A stenographer who works for a lawyer falls in love with and marries a wealthy young man. His family has the marraige annulled, after which she gives birth to a child. Her former boss helps... See full summary »
After opening a convent in the Himalayas, five nuns encounter conflict and tension - both with the natives and also within their own group - as they attempt to adapt to their remote, exotic surroundings.
Esther Blodgett is just another starry-eyed farm kid trying to break into the movies. Waitressing at a Hollywood party, she catches the eye of alcoholic star Norman Maine, is given a test, and is caught up in the Hollywood glamor machine (ruthlessly satirized). She and her idol Norman marry; but his career abruptly dwindles to nothing Written by
Rod Crawford <email@example.com>
The failure of the original copyright holder to renew the film's copyright resulted in it falling into public domain, meaning that virtually anyone could duplicate and sell a VHS/DVD copy of the film. Therefore, many of the versions of this film available on the market are either severely (and usually badly) edited and/or of extremely poor quality, having been duped from second- or third-generation (or more) copies of the film. See more »
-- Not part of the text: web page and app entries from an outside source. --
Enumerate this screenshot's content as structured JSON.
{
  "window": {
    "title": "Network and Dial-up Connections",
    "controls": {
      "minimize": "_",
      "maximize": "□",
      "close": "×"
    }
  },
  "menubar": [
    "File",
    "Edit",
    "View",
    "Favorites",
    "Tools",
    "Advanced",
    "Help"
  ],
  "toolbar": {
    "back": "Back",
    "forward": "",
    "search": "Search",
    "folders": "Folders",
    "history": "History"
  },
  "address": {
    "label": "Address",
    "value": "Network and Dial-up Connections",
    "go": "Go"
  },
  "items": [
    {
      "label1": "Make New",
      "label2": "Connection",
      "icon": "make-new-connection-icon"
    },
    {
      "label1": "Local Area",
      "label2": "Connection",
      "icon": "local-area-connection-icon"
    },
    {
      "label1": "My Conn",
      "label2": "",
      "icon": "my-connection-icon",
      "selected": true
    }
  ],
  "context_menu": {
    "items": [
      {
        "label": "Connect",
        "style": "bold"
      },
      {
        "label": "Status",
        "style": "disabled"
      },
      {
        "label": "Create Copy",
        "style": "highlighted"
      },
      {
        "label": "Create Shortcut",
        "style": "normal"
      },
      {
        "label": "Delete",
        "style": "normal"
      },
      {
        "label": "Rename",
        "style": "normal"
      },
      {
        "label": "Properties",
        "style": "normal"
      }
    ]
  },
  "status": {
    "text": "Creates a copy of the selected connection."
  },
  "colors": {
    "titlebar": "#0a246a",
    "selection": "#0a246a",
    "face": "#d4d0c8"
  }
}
In the night court scene, the judge refers to the "commonwealth" but the movie is set in California which isn't one of the states to have commonwealth status. The judge should have referred to the "state" instead. See more »
I had not watched this movie until today, passing up each opportunity over the years to view it, as I feared it would not live up to the 1954 blockbuster starring Judy Garland and James Mason.
I was right, it does not; it far surpasses the 1954 remake. Judy Garland is my favorite all-round entertainer, favorite singer, and the songs in the 1954 movie are classic treasures, and James Mason never disappoints in any film. However, in the 1937 version the story is told more sensitively, with more shading. Janet Gaynor is perfect as the home-grown farm girl seeking to make her mark in Hollywood, and Fredric March is very convincing as the has-been who cannot cope with his declining value in Hollywood, especially since he caused much of it himself.
I had thought that I might miss the music in this earlier version, but I found after having watched it that I didn't miss it at all. The movie was engrossing from beginning to end and stood on its own merits. I was moved by this film in a way that I never had been by the later remake.
SEE this film if you love a good story; don't put it off for years the way I did. Simply, simply wonderful...
26 of 29 people found this review helpful.
Was this review helpful to you?